Return, from the material below, each line in which "JSON" occurs.

===== GIVEN RECORDS

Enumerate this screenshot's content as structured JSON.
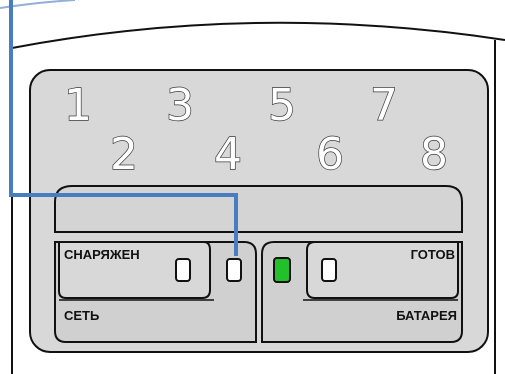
{
  "zones": [
    "1",
    "2",
    "3",
    "4",
    "5",
    "6",
    "7",
    "8"
  ],
  "buttons": {
    "armed": "СНАРЯЖЕН",
    "ready": "ГОТОВ",
    "mains": "СЕТЬ",
    "battery": "БАТАРЕЯ"
  },
  "colors": {
    "callout_line": "#4a7cc0",
    "led_on": "#22c02a",
    "led_off": "#ffffff",
    "panel": "#d8d8d8"
  }
}
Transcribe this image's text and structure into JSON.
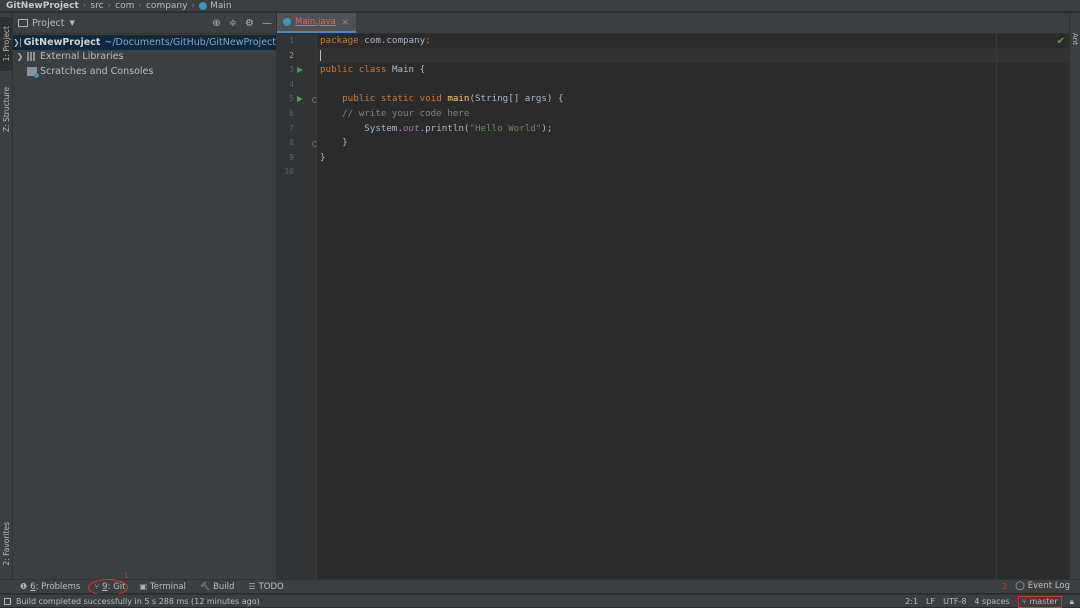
{
  "navbar": {
    "crumbs": [
      "GitNewProject",
      "src",
      "com",
      "company",
      "Main"
    ]
  },
  "left_stripe": {
    "project_tab": "1: Project",
    "structure_tab": "Z: Structure",
    "favorites_tab": "2: Favorites"
  },
  "right_stripe": {
    "ant_tab": "Ant"
  },
  "project_panel": {
    "title": "Project",
    "tree": [
      {
        "label": "GitNewProject",
        "path": "~/Documents/GitHub/GitNewProject"
      },
      {
        "label": "External Libraries"
      },
      {
        "label": "Scratches and Consoles"
      }
    ]
  },
  "editor": {
    "tab": "Main.java",
    "line_numbers": [
      "1",
      "2",
      "3",
      "4",
      "5",
      "6",
      "7",
      "8",
      "9",
      "10"
    ],
    "lines": {
      "l1": {
        "kw": "package",
        "rest": " com.company",
        "semi": ";"
      },
      "l3": {
        "kw1": "public",
        "kw2": "class",
        "rest": " Main {"
      },
      "l5": {
        "indent": "    ",
        "kw1": "public",
        "kw2": "static",
        "kw3": "void",
        "fn": "main",
        "rest": "(String[] args) {"
      },
      "l6": {
        "indent": "    ",
        "comment": "// write your code here"
      },
      "l7": {
        "indent": "        ",
        "pre": "System.",
        "field": "out",
        "mid": ".println(",
        "str": "\"Hello World\"",
        "post": ");"
      },
      "l8": {
        "text": "    }"
      },
      "l9": {
        "text": "}"
      }
    }
  },
  "tool_windows": [
    {
      "icon": "problems-icon",
      "mnemonic": "6",
      "label": ": Problems"
    },
    {
      "icon": "git-icon",
      "mnemonic": "9",
      "label": ": Git"
    },
    {
      "icon": "terminal-icon",
      "label": "Terminal"
    },
    {
      "icon": "build-icon",
      "label": "Build"
    },
    {
      "icon": "todo-icon",
      "label": "TODO"
    }
  ],
  "annotations": {
    "badge1": "1",
    "badge2": "2"
  },
  "event_log": "Event Log",
  "status": {
    "message": "Build completed successfully in 5 s 288 ms (12 minutes ago)",
    "position": "2:1",
    "line_sep": "LF",
    "encoding": "UTF-8",
    "indent": "4 spaces",
    "branch": "master"
  },
  "colors": {
    "accent_blue": "#4a88c7",
    "annotation_red": "#e0302c",
    "keyword": "#cc7832",
    "string": "#6a8759"
  }
}
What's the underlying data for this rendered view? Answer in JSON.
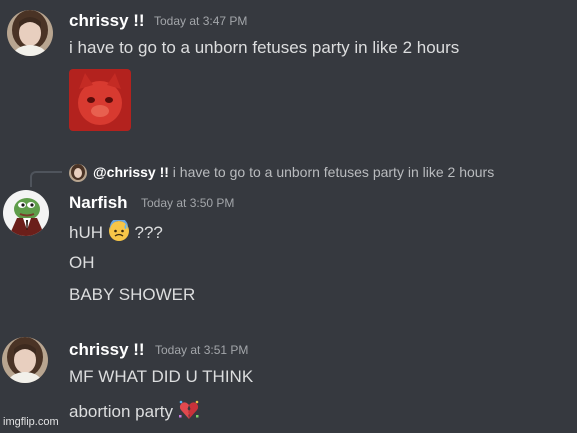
{
  "messages": [
    {
      "author": "chrissy !!",
      "time": "Today at 3:47 PM",
      "lines": [
        "i have to go to a unborn fetuses party in like 2 hours"
      ]
    },
    {
      "reply_to": {
        "mention": "@chrissy !!",
        "text": "i have to go to a unborn fetuses party in like 2 hours"
      },
      "author": "Narfish",
      "time": "Today at 3:50 PM",
      "lines": [
        "hUH",
        "???",
        "OH",
        "BABY SHOWER"
      ]
    },
    {
      "author": "chrissy !!",
      "time": "Today at 3:51 PM",
      "lines": [
        "MF WHAT DID U THINK",
        "abortion party"
      ]
    }
  ],
  "watermark": "imgflip.com",
  "icons": {
    "attachment": "red-cat-image",
    "reply_emoji": "anxious-face-with-sweat-icon",
    "party_emoji": "broken-heart-party-icon"
  },
  "colors": {
    "background": "#36393f",
    "username": "#ffffff",
    "message_text": "#dcddde",
    "timestamp": "#a3a6aa"
  }
}
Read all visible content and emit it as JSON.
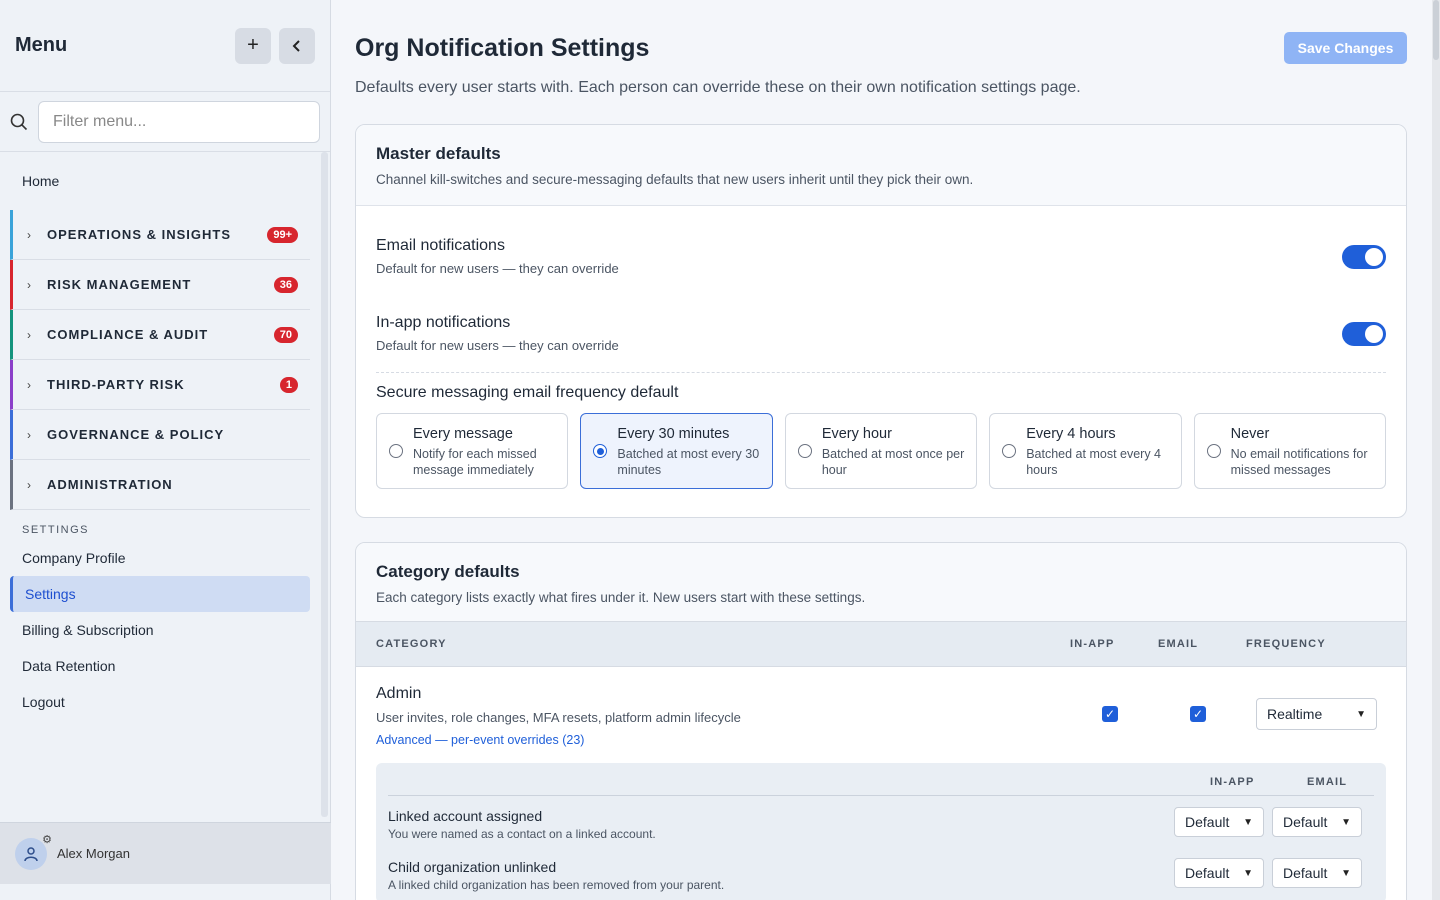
{
  "sidebar": {
    "title": "Menu",
    "add_icon": "plus-icon",
    "collapse_icon": "chevron-left-icon",
    "search_placeholder": "Filter menu...",
    "home": "Home",
    "groups": [
      {
        "label": "OPERATIONS & INSIGHTS",
        "badge": "99+",
        "color": "#3aa3d9"
      },
      {
        "label": "RISK MANAGEMENT",
        "badge": "36",
        "color": "#d7262e"
      },
      {
        "label": "COMPLIANCE & AUDIT",
        "badge": "70",
        "color": "#14937d"
      },
      {
        "label": "THIRD-PARTY RISK",
        "badge": "1",
        "color": "#8b3fc9"
      },
      {
        "label": "GOVERNANCE & POLICY",
        "badge": "",
        "color": "#3b6ed8"
      },
      {
        "label": "ADMINISTRATION",
        "badge": "",
        "color": "#6b7280"
      }
    ],
    "settings_label": "SETTINGS",
    "settings_items": [
      "Company Profile",
      "Settings",
      "Billing & Subscription",
      "Data Retention",
      "Logout"
    ],
    "user": "Alex Morgan"
  },
  "page": {
    "title": "Org Notification Settings",
    "subtitle": "Defaults every user starts with. Each person can override these on their own notification settings page.",
    "save_label": "Save Changes"
  },
  "master": {
    "title": "Master defaults",
    "desc": "Channel kill-switches and secure-messaging defaults that new users inherit until they pick their own.",
    "email_title": "Email notifications",
    "email_desc": "Default for new users — they can override",
    "inapp_title": "In-app notifications",
    "inapp_desc": "Default for new users — they can override",
    "freq_title": "Secure messaging email frequency default",
    "freq_options": [
      {
        "title": "Every message",
        "desc": "Notify for each missed message immediately",
        "selected": false
      },
      {
        "title": "Every 30 minutes",
        "desc": "Batched at most every 30 minutes",
        "selected": true
      },
      {
        "title": "Every hour",
        "desc": "Batched at most once per hour",
        "selected": false
      },
      {
        "title": "Every 4 hours",
        "desc": "Batched at most every 4 hours",
        "selected": false
      },
      {
        "title": "Never",
        "desc": "No email notifications for missed messages",
        "selected": false
      }
    ]
  },
  "category": {
    "title": "Category defaults",
    "desc": "Each category lists exactly what fires under it. New users start with these settings.",
    "col_category": "CATEGORY",
    "col_inapp": "IN-APP",
    "col_email": "EMAIL",
    "col_frequency": "FREQUENCY",
    "admin_title": "Admin",
    "admin_desc": "User invites, role changes, MFA resets, platform admin lifecycle",
    "admin_link": "Advanced — per-event overrides (23)",
    "admin_frequency": "Realtime",
    "adv_col_inapp": "IN-APP",
    "adv_col_email": "EMAIL",
    "events": [
      {
        "title": "Linked account assigned",
        "desc": "You were named as a contact on a linked account.",
        "inapp": "Default",
        "email": "Default"
      },
      {
        "title": "Child organization unlinked",
        "desc": "A linked child organization has been removed from your parent.",
        "inapp": "Default",
        "email": "Default"
      }
    ]
  }
}
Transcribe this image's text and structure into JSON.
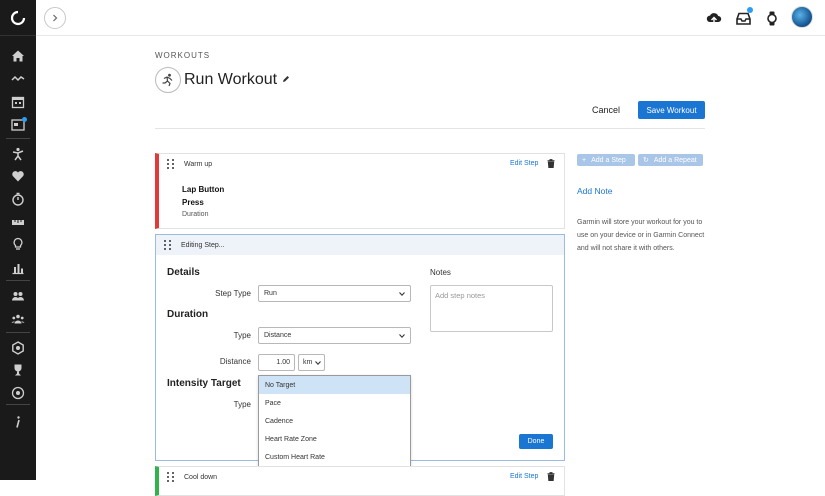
{
  "breadcrumb": "WORKOUTS",
  "title": "Run Workout",
  "header": {
    "cancel_label": "Cancel",
    "save_label": "Save Workout"
  },
  "colors": {
    "accent": "#1a76d2",
    "warmup": "#e03a3a",
    "cooldown": "#2fb34a",
    "sidebar": "#1a1a1a"
  },
  "sidebar": {
    "icons": [
      "home-icon",
      "activity-icon",
      "calendar-icon",
      "reports-icon",
      "running-person-icon",
      "heart-icon",
      "stopwatch-icon",
      "ruler-icon",
      "bulb-icon",
      "bar-chart-icon",
      "group-icon",
      "connections-icon",
      "badge-icon",
      "trophy-icon",
      "target-icon",
      "info-icon"
    ]
  },
  "topbar": {
    "icons": [
      "upload-cloud-icon",
      "inbox-icon",
      "watch-icon"
    ]
  },
  "steps": {
    "warmup": {
      "name": "Warm up",
      "edit_label": "Edit Step",
      "line1": "Lap Button",
      "line2": "Press",
      "line3": "Duration"
    },
    "editing": {
      "header": "Editing Step...",
      "details_title": "Details",
      "step_type_label": "Step Type",
      "step_type_value": "Run",
      "duration_title": "Duration",
      "duration_type_label": "Type",
      "duration_type_value": "Distance",
      "distance_label": "Distance",
      "distance_value": "1.00",
      "distance_unit": "km",
      "intensity_title": "Intensity Target",
      "intensity_type_label": "Type",
      "notes_label": "Notes",
      "notes_placeholder": "Add step notes",
      "done_label": "Done",
      "target_options": [
        "No Target",
        "Pace",
        "Cadence",
        "Heart Rate Zone",
        "Custom Heart Rate"
      ],
      "target_selected": "No Target"
    },
    "cooldown": {
      "name": "Cool down",
      "edit_label": "Edit Step"
    }
  },
  "right": {
    "add_step_label": "Add a Step",
    "add_repeat_label": "Add a Repeat",
    "add_note_label": "Add Note",
    "info": "Garmin will store your workout for you to use on your device or in Garmin Connect and will not share it with others."
  }
}
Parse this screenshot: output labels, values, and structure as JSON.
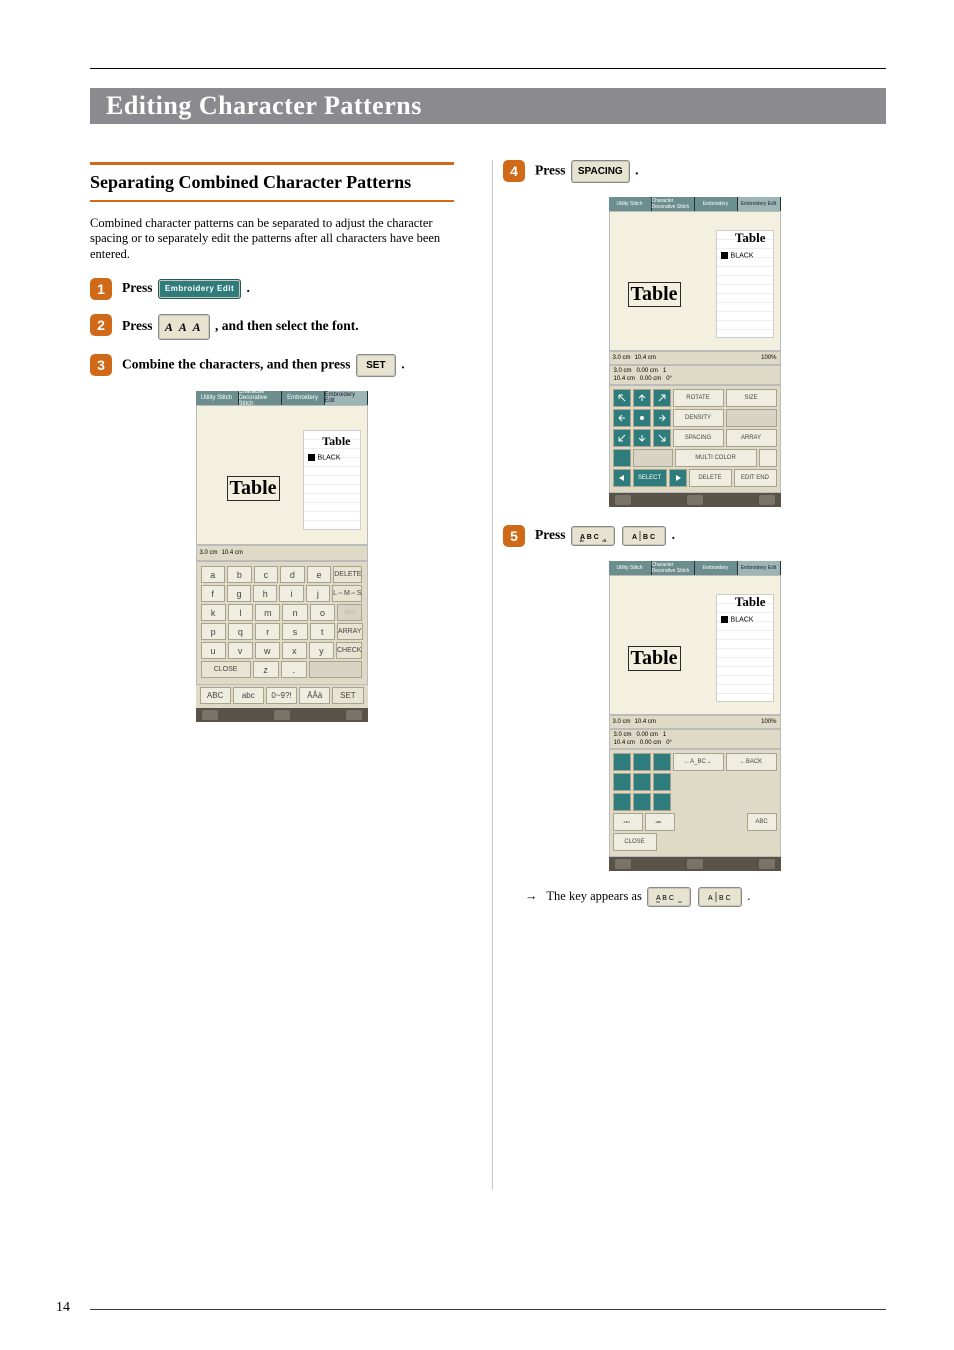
{
  "page_number": "14",
  "chapter_title": "Editing Character Patterns",
  "section_title": "Separating Combined Character Patterns",
  "intro_text": "Combined character patterns can be separated to adjust the character spacing or to separately edit the patterns after all characters have been entered.",
  "steps": {
    "s1": {
      "num": "1",
      "prefix": "Press ",
      "btn": "Embroidery\nEdit",
      "suffix": " ."
    },
    "s2": {
      "num": "2",
      "prefix": "Press ",
      "btn": "A A A",
      "suffix": " , and then select the font."
    },
    "s3": {
      "num": "3",
      "prefix": "Combine the characters, and then press ",
      "btn": "SET",
      "suffix": " ."
    },
    "s4": {
      "num": "4",
      "prefix": "Press ",
      "btn": "SPACING",
      "suffix": " ."
    },
    "s5": {
      "num": "5",
      "prefix": "Press ",
      "btn1": "A B C",
      "btn2": "A|BC",
      "suffix": " ."
    }
  },
  "result_line": {
    "arrow": "→",
    "text_before": "The key appears as ",
    "btn1": "A B C",
    "btn2": "A|BC",
    "text_after": " ."
  },
  "tabs": {
    "t1": "Utility Stitch",
    "t2": "Character Decorative Stitch",
    "t3": "Embroidery",
    "t4": "Embroidery Edit"
  },
  "shared": {
    "word": "Table",
    "black": "BLACK",
    "dim1": "3.0 cm",
    "dim2": "10.4 cm"
  },
  "shotA": {
    "keys": {
      "r1": [
        "a",
        "b",
        "c",
        "d",
        "e"
      ],
      "r1_side": "DELETE",
      "r2": [
        "f",
        "g",
        "h",
        "i",
        "j"
      ],
      "r2_side": "L⇔M⇔S",
      "r3": [
        "k",
        "l",
        "m",
        "n",
        "o"
      ],
      "r3_side": "abc",
      "r4": [
        "p",
        "q",
        "r",
        "s",
        "t"
      ],
      "r4_side": "ARRAY",
      "r5": [
        "u",
        "v",
        "w",
        "x",
        "y"
      ],
      "r5_side": "CHECK",
      "r6_close": "CLOSE",
      "r6_keys": [
        "z",
        "."
      ]
    },
    "bottom": {
      "b1": "ABC",
      "b2": "abc",
      "b3": "0~9?!",
      "b4": "ÄÅä",
      "b5": "SET"
    }
  },
  "shotB": {
    "info2": {
      "l1": "3.0 cm",
      "l2": "10.4 cm",
      "m1": "0.00 cm",
      "m2": "0.00 cm",
      "r1": "1",
      "r2": "0°",
      "pct": "100%"
    },
    "tools": {
      "rotate": "ROTATE",
      "size": "SIZE",
      "density": "DENSITY",
      "spacing": "SPACING",
      "array": "ARRAY",
      "multi": "MULTI COLOR",
      "select": "SELECT",
      "delete": "DELETE",
      "editend": "EDIT END"
    }
  },
  "shotC": {
    "tools": {
      "ea": "←A_BC→",
      "back": "←BACK",
      "abc": "ABC",
      "close": "CLOSE"
    }
  }
}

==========

→ TASK RESPONSE
Enumerate this screenshot's content as structured JSON.
Transcribe this image's text and structure into JSON.
What's the underlying data for this rendered view? Answer in JSON.
Read all visible content and emit it as JSON.
Transcribe this image's text and structure into JSON.
Parse this screenshot: output labels, values, and structure as JSON.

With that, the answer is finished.